Monday, May 24, 2010
Jimmy Baca and the Post-Convict Way.
c. David Grim (taken 7/14/08)
Anyone who saw my solo show at Imagebox last year can tell you that I'm interested in prisons as a sociological phenomena. I've visited and photographed several abandoned facilities (the above image was shot at Eastern penitentiary in Philly), and I've read plenty of accounts written by prisoners and guards documenting prison life. I HAVE NOT actually ever been in an operating detention center, and for that fact I consider myself very lucky. From everything I've read, I'd have a difficult time doing what I needed to do to preserve my own well-being.
So the latest work I've read along these lines is Jimmy Santiago Baca's "A Place to Stand" (2001). If you want to find a truly inspiring story of someone who actually overcame (and possibly even benefited from) a stint in the joint, Baca is your man. He is an internationally renowned, prize-winning poet who devotes his time to running programs aimed at spreading literacy. He's truly an amazing figure, with a harrowing story.
His memoir contains plenty of insight into his childhood, and the events that led to his incarceration. He was present during a shoot-out at a heroin sting during which a federal agent was shot and seriously wounded. When he entered the Florence Correctional Facility in Arizona, he couldn't read. But instead of continuing down his self-destructive path, he taught himself to appreciate and write poetry.

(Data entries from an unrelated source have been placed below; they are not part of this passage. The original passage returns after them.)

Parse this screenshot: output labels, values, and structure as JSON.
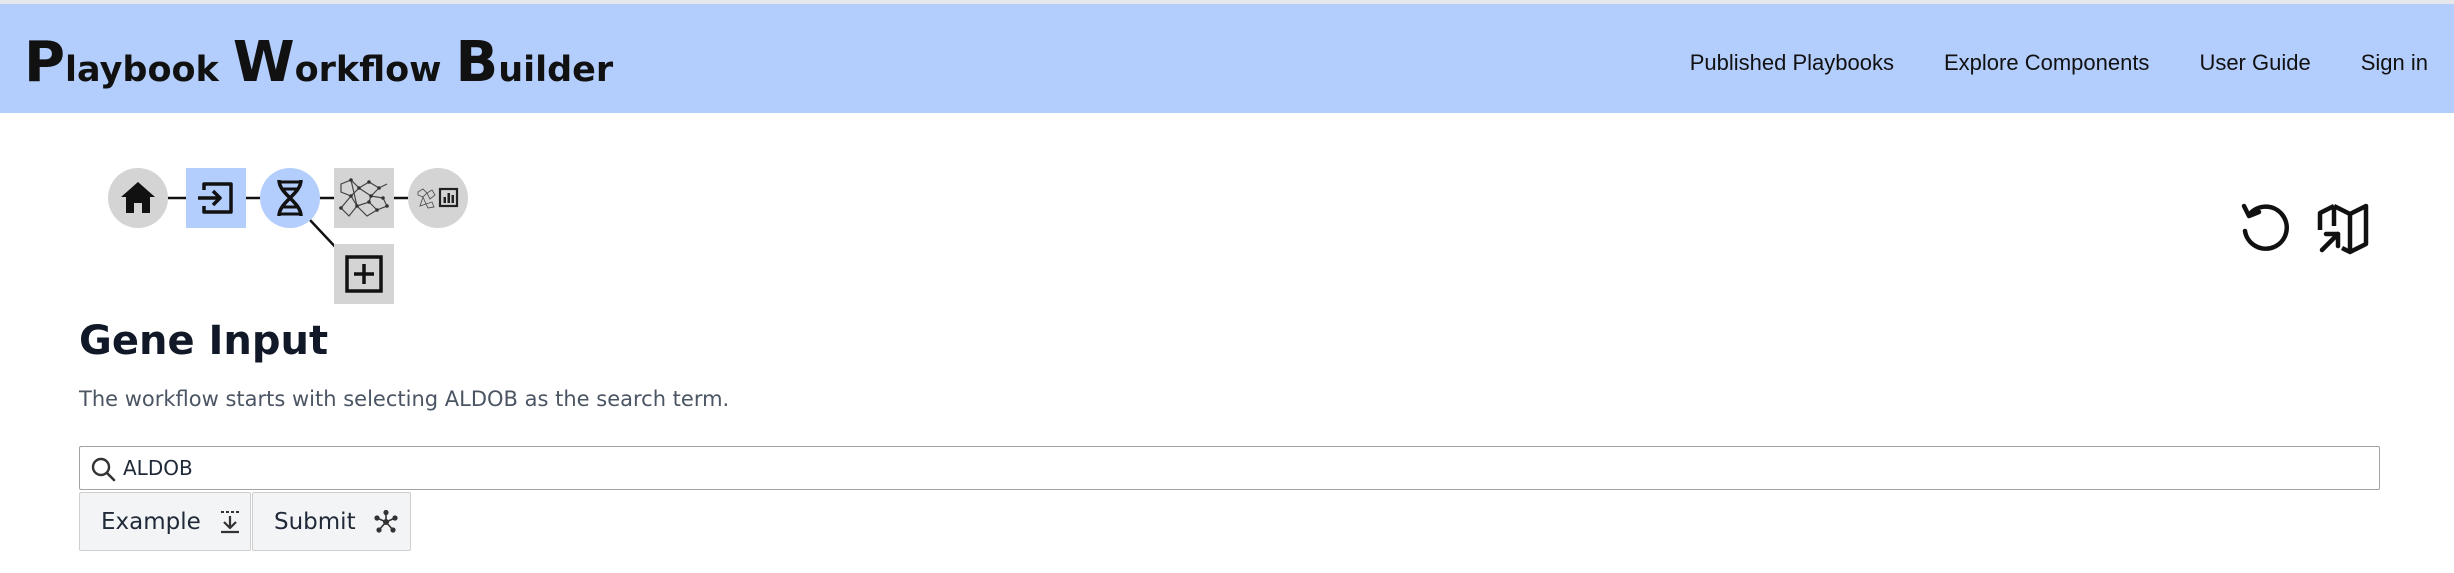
{
  "header": {
    "brand": [
      {
        "cap": "P",
        "rest": "laybook"
      },
      {
        "cap": "W",
        "rest": "orkflow"
      },
      {
        "cap": "B",
        "rest": "uilder"
      }
    ],
    "nav": [
      {
        "label": "Published Playbooks"
      },
      {
        "label": "Explore Components"
      },
      {
        "label": "User Guide"
      },
      {
        "label": "Sign in"
      }
    ],
    "background": "#b3cdfd"
  },
  "breadcrumb": {
    "nodes": [
      {
        "name": "home",
        "icon": "home-icon",
        "shape": "circle",
        "color": "#d4d4d4"
      },
      {
        "name": "input",
        "icon": "input-icon",
        "shape": "square",
        "color": "#b3cdfd"
      },
      {
        "name": "gene",
        "icon": "dna-icon",
        "shape": "circle",
        "color": "#b3cdfd"
      },
      {
        "name": "network",
        "icon": "network-icon",
        "shape": "square",
        "color": "#d4d4d4"
      },
      {
        "name": "report",
        "icon": "report-icon",
        "shape": "circle",
        "color": "#d4d4d4"
      },
      {
        "name": "add",
        "icon": "add-icon",
        "shape": "square",
        "color": "#d4d4d4"
      }
    ]
  },
  "toolbar": {
    "restart_icon": "restart-icon",
    "map_icon": "map-icon"
  },
  "main": {
    "title": "Gene Input",
    "description": "The workflow starts with selecting ALDOB as the search term.",
    "search": {
      "value": "ALDOB",
      "icon": "search-icon"
    },
    "buttons": {
      "example": {
        "label": "Example",
        "icon": "download-icon"
      },
      "submit": {
        "label": "Submit",
        "icon": "submit-icon"
      }
    }
  }
}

Some readers of "A Place to Stand" take issue with the perception that Baca blames everyone but himself for his early legal battles, but I believe these folks suffer from a peculiar form of myopia. I think that Baca did a fine job of contextualizing his experiences, and offers plenty of insight into the Mexican-American community, the US Justice System, and the convict way. If you come across a copy of the book, I suggest you read it and become better informed on some of the most pressing media controversies of our society.